The required answer is each line in the entries below where "this" occurs.

Component data from apps and pages:
= = =

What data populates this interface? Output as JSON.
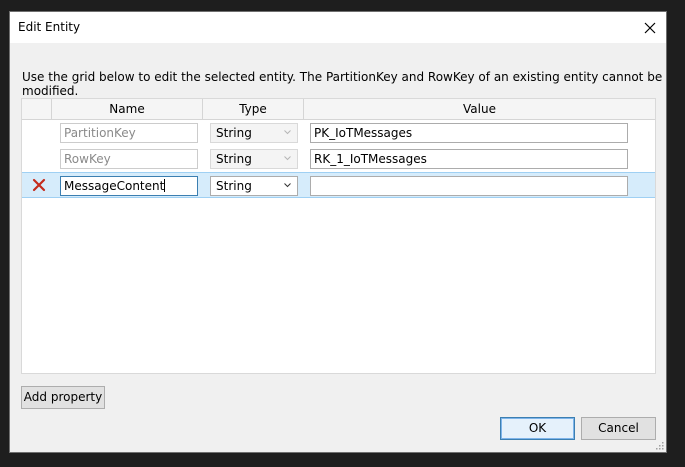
{
  "dialog": {
    "title": "Edit Entity",
    "close_icon": "close-icon",
    "instructions": "Use the grid below to edit the selected entity. The PartitionKey and RowKey of an existing entity cannot be modified."
  },
  "grid": {
    "columns": [
      "Name",
      "Type",
      "Value"
    ],
    "rows": [
      {
        "name": "PartitionKey",
        "type": "String",
        "value": "PK_IoTMessages",
        "editable": false
      },
      {
        "name": "RowKey",
        "type": "String",
        "value": "RK_1_IoTMessages",
        "editable": false
      },
      {
        "name": "MessageContent",
        "type": "String",
        "value": "",
        "editable": true,
        "selected": true,
        "delete_icon": "delete-x-icon"
      }
    ]
  },
  "buttons": {
    "add_property": "Add property",
    "ok": "OK",
    "cancel": "Cancel"
  },
  "colors": {
    "delete_icon": "#c42b1c",
    "selected_row": "#d6ecfb",
    "default_button_border": "#3c7fb1"
  }
}
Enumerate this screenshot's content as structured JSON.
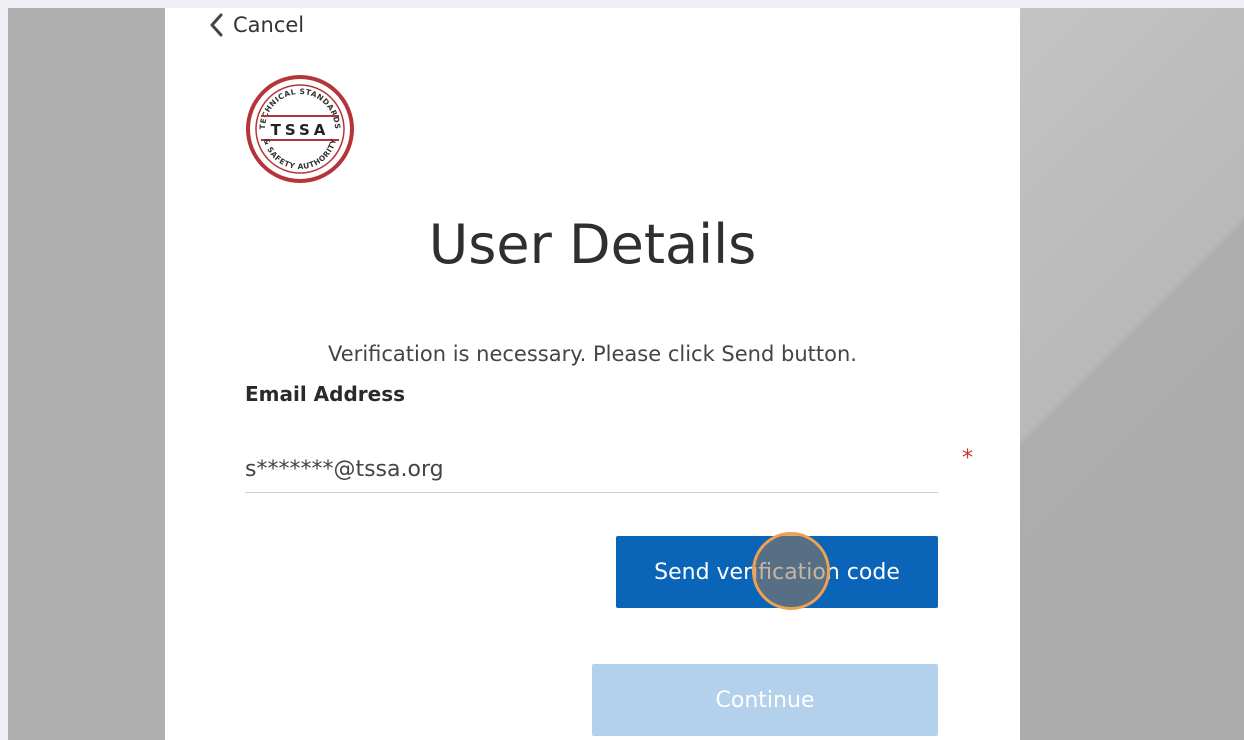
{
  "nav": {
    "cancel_label": "Cancel"
  },
  "logo": {
    "top_text": "TECHNICAL STANDARDS",
    "center_text": "TSSA",
    "bottom_text": "& SAFETY AUTHORITY",
    "ring_color": "#b5343a"
  },
  "page": {
    "title": "User Details",
    "intro": "Verification is necessary. Please click Send button."
  },
  "form": {
    "email_label": "Email Address",
    "email_value": "s*******@tssa.org",
    "required_mark": "*",
    "send_button_label": "Send verification code",
    "continue_button_label": "Continue"
  },
  "colors": {
    "primary": "#0a65b8",
    "disabled": "#b3d1ea",
    "required": "#c0392b",
    "click_indicator": "#f0a050"
  }
}
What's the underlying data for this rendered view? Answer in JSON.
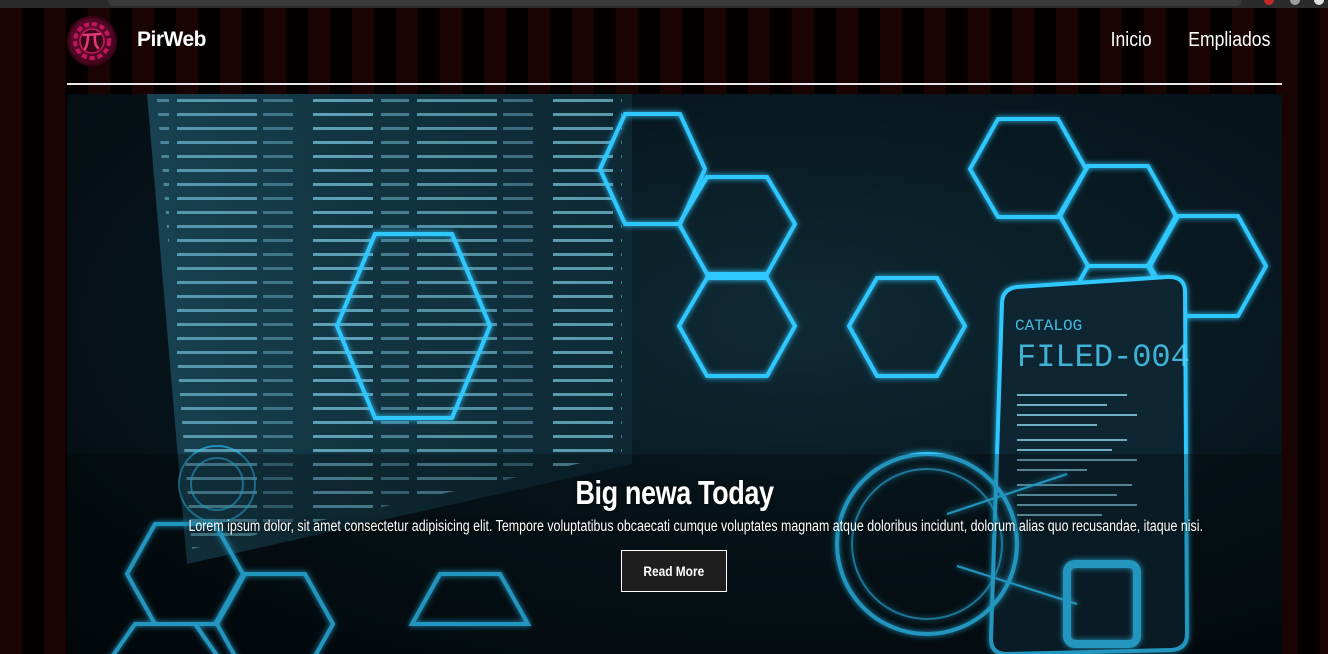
{
  "brand": {
    "name": "PirWeb",
    "logo_icon": "pi-gear-logo-icon"
  },
  "nav": {
    "links": [
      {
        "label": "Inicio"
      },
      {
        "label": "Empliados"
      }
    ]
  },
  "hero": {
    "title": "Big newa Today",
    "text": "Lorem ipsum dolor, sit amet consectetur adipisicing elit. Tempore voluptatibus obcaecati cumque voluptates magnam atque doloribus incidunt, dolorum alias quo recusandae, itaque nisi.",
    "button_label": "Read More",
    "image_text": {
      "catalog": "CATALOG",
      "filed": "FILED-004"
    }
  },
  "colors": {
    "accent_cyan": "#2fc8ff",
    "logo_magenta": "#c2185b",
    "stripe_dark_red": "#1a0303"
  }
}
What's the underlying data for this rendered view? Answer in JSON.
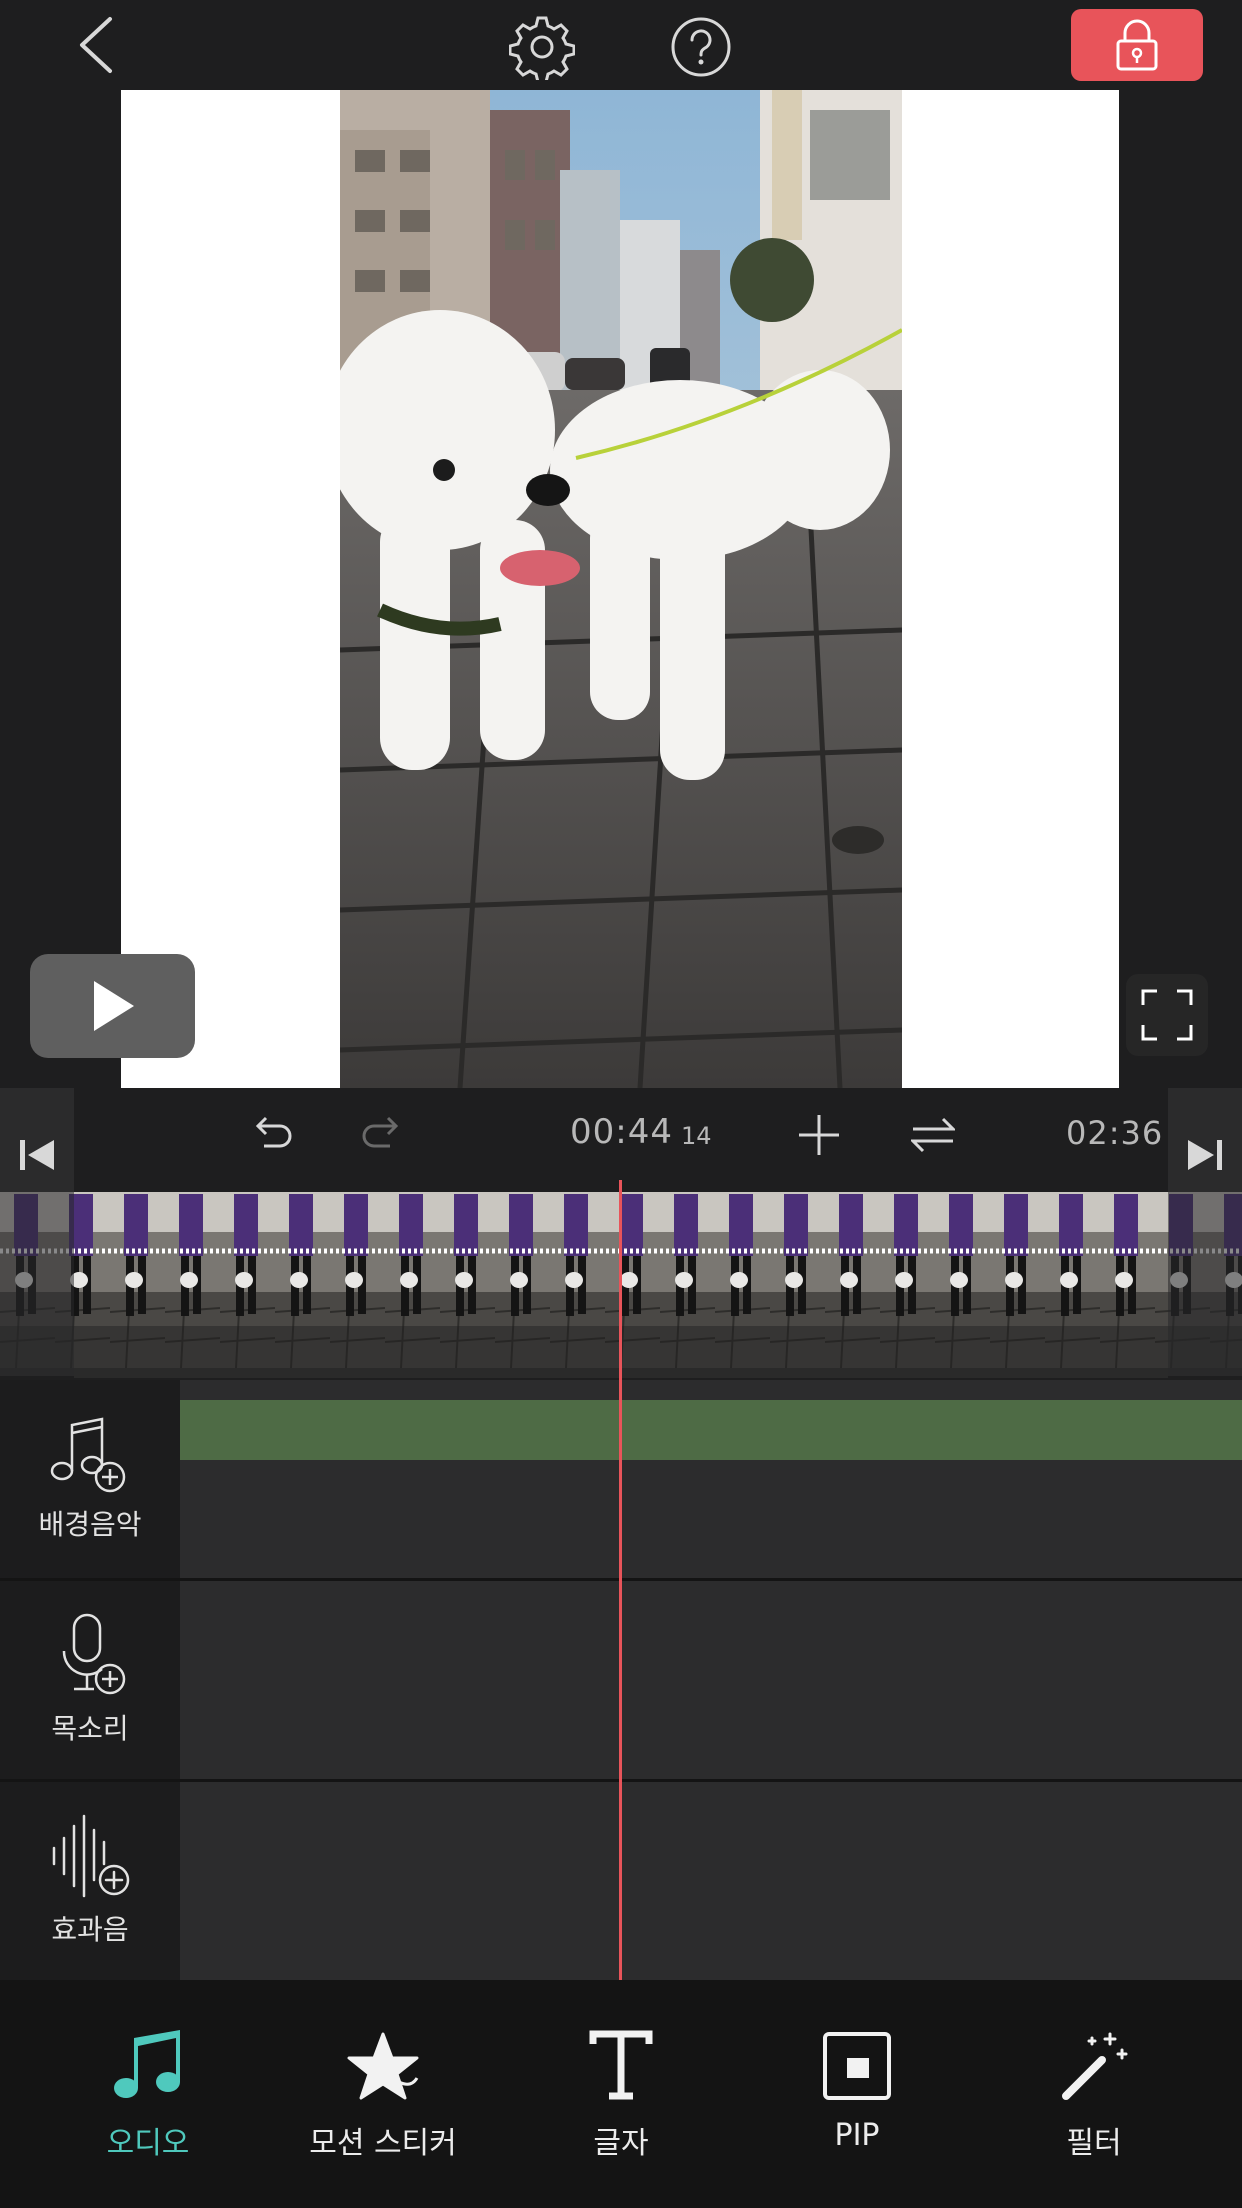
{
  "header": {
    "back": "back-icon",
    "settings": "gear-icon",
    "help": "help-icon",
    "lock": "lock-icon",
    "lock_color": "#e8545a"
  },
  "preview": {
    "play": "play-icon",
    "fullscreen": "fullscreen-icon"
  },
  "timeline": {
    "current_time": "00:44",
    "current_frames": "14",
    "total_time": "02:36",
    "undo": "undo-icon",
    "redo": "redo-icon",
    "add": "plus-icon",
    "swap": "swap-icon",
    "playhead_color": "#e8545a"
  },
  "tracks": [
    {
      "label": "배경음악",
      "icon": "music-add-icon",
      "clip_color": "#4e6b45"
    },
    {
      "label": "목소리",
      "icon": "mic-add-icon"
    },
    {
      "label": "효과음",
      "icon": "sound-effect-add-icon"
    }
  ],
  "toolbar": {
    "items": [
      {
        "label": "오디오",
        "icon": "music-note-icon",
        "active": true
      },
      {
        "label": "모션 스티커",
        "icon": "star-icon",
        "active": false
      },
      {
        "label": "글자",
        "icon": "text-icon",
        "active": false
      },
      {
        "label": "PIP",
        "icon": "pip-icon",
        "active": false
      },
      {
        "label": "필터",
        "icon": "magic-wand-icon",
        "active": false
      }
    ],
    "active_color": "#4fc9bd"
  }
}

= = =

**Solution:**
What data populates this interface? Output as JSON.
Enumerate this screenshot's content as structured JSON.
What's the underlying data for this rendered view? Answer in JSON.
What's the underlying data for this rendered view? Answer in JSON.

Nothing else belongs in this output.